In Arizona, when a child is born in wedlock (i.e., the parents were married at the time the child was born), the husband is presumed to be the biological father of the child. See A.R.S. § 25-814(A)(1). On the other hand, for children born out of wedlock (i.e., the parents were not married when the child was born), there is no presumption of paternity. And paternity, therefore, must be established.
Establishing paternity is important to both mothers and fathers. In Arizona, if you are the father of a child born out of wedlock (unmarried to the mother), until paternity is established, you do not have enforceable legal rights as they pertain to legal decision-making or parenting time. For mothers with children born out of wedlock, establishing paternity is important because it must be done before the court can enter a child support order to the father.
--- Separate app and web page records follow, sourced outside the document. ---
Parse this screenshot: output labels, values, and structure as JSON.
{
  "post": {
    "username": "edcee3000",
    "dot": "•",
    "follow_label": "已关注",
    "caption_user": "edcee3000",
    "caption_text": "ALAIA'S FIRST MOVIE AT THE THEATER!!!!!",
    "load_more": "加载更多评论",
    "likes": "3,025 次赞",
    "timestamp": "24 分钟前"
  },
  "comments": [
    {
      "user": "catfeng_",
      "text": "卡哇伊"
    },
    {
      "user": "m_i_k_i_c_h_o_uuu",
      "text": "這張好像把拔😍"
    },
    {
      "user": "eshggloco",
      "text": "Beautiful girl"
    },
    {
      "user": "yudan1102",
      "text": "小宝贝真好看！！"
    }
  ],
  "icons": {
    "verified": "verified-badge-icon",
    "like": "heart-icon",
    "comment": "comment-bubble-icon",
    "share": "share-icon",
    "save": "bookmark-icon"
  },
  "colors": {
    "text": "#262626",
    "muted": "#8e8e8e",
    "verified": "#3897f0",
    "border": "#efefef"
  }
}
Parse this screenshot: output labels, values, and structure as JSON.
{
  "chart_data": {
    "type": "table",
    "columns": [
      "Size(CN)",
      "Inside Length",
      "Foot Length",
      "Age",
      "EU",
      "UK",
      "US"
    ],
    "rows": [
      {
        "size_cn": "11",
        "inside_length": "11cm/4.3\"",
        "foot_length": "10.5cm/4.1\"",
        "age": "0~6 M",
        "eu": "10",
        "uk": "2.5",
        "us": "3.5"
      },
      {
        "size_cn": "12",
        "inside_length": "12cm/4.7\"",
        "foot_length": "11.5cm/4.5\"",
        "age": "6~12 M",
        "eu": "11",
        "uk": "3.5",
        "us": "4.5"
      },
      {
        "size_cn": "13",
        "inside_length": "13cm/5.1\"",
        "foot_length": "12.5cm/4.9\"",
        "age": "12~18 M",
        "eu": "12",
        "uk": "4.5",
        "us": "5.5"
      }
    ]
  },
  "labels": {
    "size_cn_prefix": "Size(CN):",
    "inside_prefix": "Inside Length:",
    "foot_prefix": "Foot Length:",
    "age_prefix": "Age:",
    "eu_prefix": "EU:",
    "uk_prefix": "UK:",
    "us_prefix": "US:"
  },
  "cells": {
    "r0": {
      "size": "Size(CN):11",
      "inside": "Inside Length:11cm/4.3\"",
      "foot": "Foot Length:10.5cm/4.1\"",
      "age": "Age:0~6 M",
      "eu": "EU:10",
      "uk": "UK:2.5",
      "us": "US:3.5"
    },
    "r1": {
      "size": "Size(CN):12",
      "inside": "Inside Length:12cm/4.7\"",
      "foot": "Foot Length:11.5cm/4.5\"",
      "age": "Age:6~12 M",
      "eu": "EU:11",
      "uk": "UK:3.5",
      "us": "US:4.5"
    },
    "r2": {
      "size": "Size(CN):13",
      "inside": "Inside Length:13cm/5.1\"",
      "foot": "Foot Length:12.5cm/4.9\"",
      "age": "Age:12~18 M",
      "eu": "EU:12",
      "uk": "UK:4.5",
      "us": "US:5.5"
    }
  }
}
Paternity can be established in a number of ways. One way to establish paternity is through a voluntary acknowledgment of paternity under A.R.S. § 25-812. In this scenario, both parents would sign a notarized acknowledgment of paternity containing, among other things, the names of both parents, their social security numbers, and the name of the child. See A.R.S. § 25-812. The acknowledgment is then filed with the court, and the court will subsequently issue an order establishing paternity.
Sometimes, however, the alleged father will be uncooperative and refuse to voluntarily acknowledge paternity. In that case, a petition to establish paternity can be filed. The petition asks the superior court to order a DNA test to determine paternity. “The department or its agent shall pay the costs of the test subject to repayment from the mother or the alleged father if paternity is established.” A.R.S. § 25-816. The court will presume the alleged father is the biological parent if the DNA test shows a 95% or greater probability of parentage.
If you need help establishing paternity in Arizona or in defending a paternity action, the experienced attorneys at Giordano & Heckele, PLLC can help. CALL TODAY for a consultation: (520) 433-9031 or email us at firstname.lastname@example.org.